The World Bank has approved $80 million in grants to Somalia to fund public finance reforms. This will be the first disbursement to the government of the conflict ridden country in 30 years.
The World Bank resumed support for the country in 2003, after cutting ties when war broke out in 1991. In 2003, the bank focused on supporting HIV/AIDS and livestock programmes with other organisations, but never approved any direct lending to the government to date.
A statement released by the World Bank revealed its board had approved financing of $60 million for its Recurrent Cost and Reform Financing Project and $20 million for the Domestic Revenue and Public Financial Management Capacity Strengthening Project. According to the World Bank, “they represent a milestone in Somolia’s development and reconstruction”.
The Country Partnership Framework Programme created by the World Bank will also help the government in Mogadishu to improve services like education and healthcare, access to clean water, energy and finance for its citizens. Somalia’s economy was forecast to grow by an average of between 3.5 and 4.5 percent annually in 2019 to 2022 when the social programmes will run.
The World Bank said “while agriculture is key to the economy, it remains vulnerable to shocks. As such, services will continue to be a main driver of growth, especially in the financial, transport and communication and trade sectors”.

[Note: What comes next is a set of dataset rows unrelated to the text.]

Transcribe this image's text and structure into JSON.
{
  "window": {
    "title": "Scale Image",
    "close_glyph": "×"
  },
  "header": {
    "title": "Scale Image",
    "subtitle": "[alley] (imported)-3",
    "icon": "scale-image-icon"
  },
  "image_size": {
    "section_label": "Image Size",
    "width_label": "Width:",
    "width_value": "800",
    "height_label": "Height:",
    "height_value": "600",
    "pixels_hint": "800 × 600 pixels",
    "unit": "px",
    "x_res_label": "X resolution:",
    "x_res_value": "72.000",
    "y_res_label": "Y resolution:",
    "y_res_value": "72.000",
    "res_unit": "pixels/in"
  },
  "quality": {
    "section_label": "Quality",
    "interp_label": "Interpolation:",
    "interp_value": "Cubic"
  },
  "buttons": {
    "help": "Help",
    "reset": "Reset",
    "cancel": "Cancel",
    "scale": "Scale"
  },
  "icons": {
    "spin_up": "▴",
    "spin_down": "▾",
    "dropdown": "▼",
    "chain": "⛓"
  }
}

Somalia, hit by decades of conflict, has been pummelled by an insurgency by al Qaeda-linked al Shabaab, famines, and maritime piracy.
Although parts of the country are still plagued by violence, some stability in the capital in recent years has attracted investment from locals and Somalis living abroad.